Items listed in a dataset

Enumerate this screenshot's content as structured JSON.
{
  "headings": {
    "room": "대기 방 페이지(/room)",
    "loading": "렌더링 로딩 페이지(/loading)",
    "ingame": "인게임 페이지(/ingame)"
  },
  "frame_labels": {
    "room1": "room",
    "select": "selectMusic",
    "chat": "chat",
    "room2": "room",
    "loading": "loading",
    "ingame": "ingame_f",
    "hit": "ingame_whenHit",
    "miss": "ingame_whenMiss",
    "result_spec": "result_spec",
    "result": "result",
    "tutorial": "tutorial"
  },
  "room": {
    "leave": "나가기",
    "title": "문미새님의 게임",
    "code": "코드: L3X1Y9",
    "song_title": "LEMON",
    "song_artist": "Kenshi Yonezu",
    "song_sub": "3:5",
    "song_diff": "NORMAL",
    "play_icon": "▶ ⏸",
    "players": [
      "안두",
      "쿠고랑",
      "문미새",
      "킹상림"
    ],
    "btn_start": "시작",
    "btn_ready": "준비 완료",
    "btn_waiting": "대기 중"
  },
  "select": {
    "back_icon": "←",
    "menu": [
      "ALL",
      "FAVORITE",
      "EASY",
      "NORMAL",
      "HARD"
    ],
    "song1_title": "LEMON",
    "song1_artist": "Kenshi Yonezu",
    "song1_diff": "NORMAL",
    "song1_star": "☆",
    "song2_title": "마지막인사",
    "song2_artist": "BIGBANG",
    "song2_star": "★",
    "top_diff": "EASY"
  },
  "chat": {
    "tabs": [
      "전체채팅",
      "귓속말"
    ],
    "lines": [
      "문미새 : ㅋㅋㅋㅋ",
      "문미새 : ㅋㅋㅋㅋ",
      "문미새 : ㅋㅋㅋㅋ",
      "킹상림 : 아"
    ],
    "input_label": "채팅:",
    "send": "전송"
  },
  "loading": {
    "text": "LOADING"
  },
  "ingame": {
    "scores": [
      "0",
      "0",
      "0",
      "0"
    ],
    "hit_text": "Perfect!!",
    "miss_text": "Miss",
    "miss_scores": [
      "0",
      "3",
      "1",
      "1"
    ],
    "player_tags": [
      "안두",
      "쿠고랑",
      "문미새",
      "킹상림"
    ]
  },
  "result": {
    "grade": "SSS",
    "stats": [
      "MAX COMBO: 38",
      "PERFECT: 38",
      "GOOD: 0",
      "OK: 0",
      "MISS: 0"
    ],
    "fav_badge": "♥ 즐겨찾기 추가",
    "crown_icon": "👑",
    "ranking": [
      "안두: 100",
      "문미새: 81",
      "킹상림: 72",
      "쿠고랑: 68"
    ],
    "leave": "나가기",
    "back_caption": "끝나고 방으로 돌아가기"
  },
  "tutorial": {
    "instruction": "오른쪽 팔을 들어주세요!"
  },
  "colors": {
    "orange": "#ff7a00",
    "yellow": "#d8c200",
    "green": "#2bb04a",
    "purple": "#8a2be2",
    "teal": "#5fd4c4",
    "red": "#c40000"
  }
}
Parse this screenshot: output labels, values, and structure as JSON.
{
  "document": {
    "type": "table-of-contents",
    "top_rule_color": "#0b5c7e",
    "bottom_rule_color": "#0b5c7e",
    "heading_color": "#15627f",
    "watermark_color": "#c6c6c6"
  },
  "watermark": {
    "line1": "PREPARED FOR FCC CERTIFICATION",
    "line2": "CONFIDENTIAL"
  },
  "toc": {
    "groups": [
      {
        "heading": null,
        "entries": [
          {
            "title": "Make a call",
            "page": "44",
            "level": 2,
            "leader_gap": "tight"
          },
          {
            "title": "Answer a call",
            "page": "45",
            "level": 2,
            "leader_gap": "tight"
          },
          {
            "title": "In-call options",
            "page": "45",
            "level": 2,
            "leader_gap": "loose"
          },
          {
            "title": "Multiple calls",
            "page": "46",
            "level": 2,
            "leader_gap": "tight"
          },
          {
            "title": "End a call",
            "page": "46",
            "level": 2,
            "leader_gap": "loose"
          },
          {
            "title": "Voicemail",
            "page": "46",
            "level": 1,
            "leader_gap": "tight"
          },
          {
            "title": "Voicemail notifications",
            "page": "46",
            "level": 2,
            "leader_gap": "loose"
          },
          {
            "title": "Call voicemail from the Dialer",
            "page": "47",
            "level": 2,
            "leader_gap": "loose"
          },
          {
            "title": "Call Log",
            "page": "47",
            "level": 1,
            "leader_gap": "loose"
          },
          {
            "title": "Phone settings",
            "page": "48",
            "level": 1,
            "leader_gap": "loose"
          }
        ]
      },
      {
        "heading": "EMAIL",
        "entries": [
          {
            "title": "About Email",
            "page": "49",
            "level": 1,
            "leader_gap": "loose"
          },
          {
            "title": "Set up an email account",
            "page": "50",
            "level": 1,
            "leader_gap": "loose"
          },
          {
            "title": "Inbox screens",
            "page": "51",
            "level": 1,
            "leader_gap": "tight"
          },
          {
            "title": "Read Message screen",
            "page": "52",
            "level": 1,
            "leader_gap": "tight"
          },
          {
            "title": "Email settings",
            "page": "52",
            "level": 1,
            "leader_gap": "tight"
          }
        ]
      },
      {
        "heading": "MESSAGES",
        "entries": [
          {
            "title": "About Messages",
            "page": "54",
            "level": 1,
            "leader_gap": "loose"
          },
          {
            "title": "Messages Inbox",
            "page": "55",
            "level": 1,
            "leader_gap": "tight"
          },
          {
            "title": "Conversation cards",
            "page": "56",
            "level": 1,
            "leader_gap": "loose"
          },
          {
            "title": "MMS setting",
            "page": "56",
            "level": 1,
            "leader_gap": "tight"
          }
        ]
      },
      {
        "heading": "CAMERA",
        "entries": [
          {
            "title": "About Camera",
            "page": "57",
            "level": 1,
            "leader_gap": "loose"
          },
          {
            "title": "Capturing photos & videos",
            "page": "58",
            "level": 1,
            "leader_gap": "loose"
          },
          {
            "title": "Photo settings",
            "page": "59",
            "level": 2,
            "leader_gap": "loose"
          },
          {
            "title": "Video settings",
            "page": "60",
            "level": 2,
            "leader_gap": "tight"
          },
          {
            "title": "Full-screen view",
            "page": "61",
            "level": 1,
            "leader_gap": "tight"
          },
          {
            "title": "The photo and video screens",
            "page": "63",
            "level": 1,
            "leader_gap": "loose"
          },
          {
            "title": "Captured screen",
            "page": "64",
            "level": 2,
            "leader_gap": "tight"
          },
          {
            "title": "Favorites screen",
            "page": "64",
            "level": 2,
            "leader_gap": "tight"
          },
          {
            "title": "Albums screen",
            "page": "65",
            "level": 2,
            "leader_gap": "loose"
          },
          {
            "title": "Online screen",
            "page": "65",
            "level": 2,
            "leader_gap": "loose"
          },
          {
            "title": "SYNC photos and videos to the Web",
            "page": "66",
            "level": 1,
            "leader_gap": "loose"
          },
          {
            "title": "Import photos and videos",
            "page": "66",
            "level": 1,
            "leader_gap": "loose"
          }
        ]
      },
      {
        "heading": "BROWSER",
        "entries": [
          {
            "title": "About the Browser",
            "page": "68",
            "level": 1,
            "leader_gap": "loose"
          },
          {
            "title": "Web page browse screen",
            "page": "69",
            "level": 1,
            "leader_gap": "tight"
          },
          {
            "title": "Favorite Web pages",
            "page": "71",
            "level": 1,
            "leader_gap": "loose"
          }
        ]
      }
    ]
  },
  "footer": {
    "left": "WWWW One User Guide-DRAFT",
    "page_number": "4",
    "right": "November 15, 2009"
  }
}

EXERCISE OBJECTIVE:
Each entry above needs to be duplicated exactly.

SOLUTION FOR THIS EXERCISE:
Enumerate this screenshot's content as structured JSON.
{
  "headings": {
    "room": "대기 방 페이지(/room)",
    "loading": "렌더링 로딩 페이지(/loading)",
    "ingame": "인게임 페이지(/ingame)"
  },
  "frame_labels": {
    "room1": "room",
    "select": "selectMusic",
    "chat": "chat",
    "room2": "room",
    "loading": "loading",
    "ingame": "ingame_f",
    "hit": "ingame_whenHit",
    "miss": "ingame_whenMiss",
    "result_spec": "result_spec",
    "result": "result",
    "tutorial": "tutorial"
  },
  "room": {
    "leave": "나가기",
    "title": "문미새님의 게임",
    "code": "코드: L3X1Y9",
    "song_title": "LEMON",
    "song_artist": "Kenshi Yonezu",
    "song_sub": "3:5",
    "song_diff": "NORMAL",
    "play_icon": "▶ ⏸",
    "players": [
      "안두",
      "쿠고랑",
      "문미새",
      "킹상림"
    ],
    "btn_start": "시작",
    "btn_ready": "준비 완료",
    "btn_waiting": "대기 중"
  },
  "select": {
    "back_icon": "←",
    "menu": [
      "ALL",
      "FAVORITE",
      "EASY",
      "NORMAL",
      "HARD"
    ],
    "song1_title": "LEMON",
    "song1_artist": "Kenshi Yonezu",
    "song1_diff": "NORMAL",
    "song1_star": "☆",
    "song2_title": "마지막인사",
    "song2_artist": "BIGBANG",
    "song2_star": "★",
    "top_diff": "EASY"
  },
  "chat": {
    "tabs": [
      "전체채팅",
      "귓속말"
    ],
    "lines": [
      "문미새 : ㅋㅋㅋㅋ",
      "문미새 : ㅋㅋㅋㅋ",
      "문미새 : ㅋㅋㅋㅋ",
      "킹상림 : 아"
    ],
    "input_label": "채팅:",
    "send": "전송"
  },
  "loading": {
    "text": "LOADING"
  },
  "ingame": {
    "scores": [
      "0",
      "0",
      "0",
      "0"
    ],
    "hit_text": "Perfect!!",
    "miss_text": "Miss",
    "miss_scores": [
      "0",
      "3",
      "1",
      "1"
    ],
    "player_tags": [
      "안두",
      "쿠고랑",
      "문미새",
      "킹상림"
    ]
  },
  "result": {
    "grade": "SSS",
    "stats": [
      "MAX COMBO: 38",
      "PERFECT: 38",
      "GOOD: 0",
      "OK: 0",
      "MISS: 0"
    ],
    "fav_badge": "♥ 즐겨찾기 추가",
    "crown_icon": "👑",
    "ranking": [
      "안두: 100",
      "문미새: 81",
      "킹상림: 72",
      "쿠고랑: 68"
    ],
    "leave": "나가기",
    "back_caption": "끝나고 방으로 돌아가기"
  },
  "tutorial": {
    "instruction": "오른쪽 팔을 들어주세요!"
  },
  "colors": {
    "orange": "#ff7a00",
    "yellow": "#d8c200",
    "green": "#2bb04a",
    "purple": "#8a2be2",
    "teal": "#5fd4c4",
    "red": "#c40000"
  }
}
Parse this screenshot: output labels, values, and structure as JSON.
{
  "document": {
    "type": "table-of-contents",
    "top_rule_color": "#0b5c7e",
    "bottom_rule_color": "#0b5c7e",
    "heading_color": "#15627f",
    "watermark_color": "#c6c6c6"
  },
  "watermark": {
    "line1": "PREPARED FOR FCC CERTIFICATION",
    "line2": "CONFIDENTIAL"
  },
  "toc": {
    "groups": [
      {
        "heading": null,
        "entries": [
          {
            "title": "Make a call",
            "page": "44",
            "level": 2,
            "leader_gap": "tight"
          },
          {
            "title": "Answer a call",
            "page": "45",
            "level": 2,
            "leader_gap": "tight"
          },
          {
            "title": "In-call options",
            "page": "45",
            "level": 2,
            "leader_gap": "loose"
          },
          {
            "title": "Multiple calls",
            "page": "46",
            "level": 2,
            "leader_gap": "tight"
          },
          {
            "title": "End a call",
            "page": "46",
            "level": 2,
            "leader_gap": "loose"
          },
          {
            "title": "Voicemail",
            "page": "46",
            "level": 1,
            "leader_gap": "tight"
          },
          {
            "title": "Voicemail notifications",
            "page": "46",
            "level": 2,
            "leader_gap": "loose"
          },
          {
            "title": "Call voicemail from the Dialer",
            "page": "47",
            "level": 2,
            "leader_gap": "loose"
          },
          {
            "title": "Call Log",
            "page": "47",
            "level": 1,
            "leader_gap": "loose"
          },
          {
            "title": "Phone settings",
            "page": "48",
            "level": 1,
            "leader_gap": "loose"
          }
        ]
      },
      {
        "heading": "EMAIL",
        "entries": [
          {
            "title": "About Email",
            "page": "49",
            "level": 1,
            "leader_gap": "loose"
          },
          {
            "title": "Set up an email account",
            "page": "50",
            "level": 1,
            "leader_gap": "loose"
          },
          {
            "title": "Inbox screens",
            "page": "51",
            "level": 1,
            "leader_gap": "tight"
          },
          {
            "title": "Read Message screen",
            "page": "52",
            "level": 1,
            "leader_gap": "tight"
          },
          {
            "title": "Email settings",
            "page": "52",
            "level": 1,
            "leader_gap": "tight"
          }
        ]
      },
      {
        "heading": "MESSAGES",
        "entries": [
          {
            "title": "About Messages",
            "page": "54",
            "level": 1,
            "leader_gap": "loose"
          },
          {
            "title": "Messages Inbox",
            "page": "55",
            "level": 1,
            "leader_gap": "tight"
          },
          {
            "title": "Conversation cards",
            "page": "56",
            "level": 1,
            "leader_gap": "loose"
          },
          {
            "title": "MMS setting",
            "page": "56",
            "level": 1,
            "leader_gap": "tight"
          }
        ]
      },
      {
        "heading": "CAMERA",
        "entries": [
          {
            "title": "About Camera",
            "page": "57",
            "level": 1,
            "leader_gap": "loose"
          },
          {
            "title": "Capturing photos & videos",
            "page": "58",
            "level": 1,
            "leader_gap": "loose"
          },
          {
            "title": "Photo settings",
            "page": "59",
            "level": 2,
            "leader_gap": "loose"
          },
          {
            "title": "Video settings",
            "page": "60",
            "level": 2,
            "leader_gap": "tight"
          },
          {
            "title": "Full-screen view",
            "page": "61",
            "level": 1,
            "leader_gap": "tight"
          },
          {
            "title": "The photo and video screens",
            "page": "63",
            "level": 1,
            "leader_gap": "loose"
          },
          {
            "title": "Captured screen",
            "page": "64",
            "level": 2,
            "leader_gap": "tight"
          },
          {
            "title": "Favorites screen",
            "page": "64",
            "level": 2,
            "leader_gap": "tight"
          },
          {
            "title": "Albums screen",
            "page": "65",
            "level": 2,
            "leader_gap": "loose"
          },
          {
            "title": "Online screen",
            "page": "65",
            "level": 2,
            "leader_gap": "loose"
          },
          {
            "title": "SYNC photos and videos to the Web",
            "page": "66",
            "level": 1,
            "leader_gap": "loose"
          },
          {
            "title": "Import photos and videos",
            "page": "66",
            "level": 1,
            "leader_gap": "loose"
          }
        ]
      },
      {
        "heading": "BROWSER",
        "entries": [
          {
            "title": "About the Browser",
            "page": "68",
            "level": 1,
            "leader_gap": "loose"
          },
          {
            "title": "Web page browse screen",
            "page": "69",
            "level": 1,
            "leader_gap": "tight"
          },
          {
            "title": "Favorite Web pages",
            "page": "71",
            "level": 1,
            "leader_gap": "loose"
          }
        ]
      }
    ]
  },
  "footer": {
    "left": "WWWW One User Guide-DRAFT",
    "page_number": "4",
    "right": "November 15, 2009"
  }
}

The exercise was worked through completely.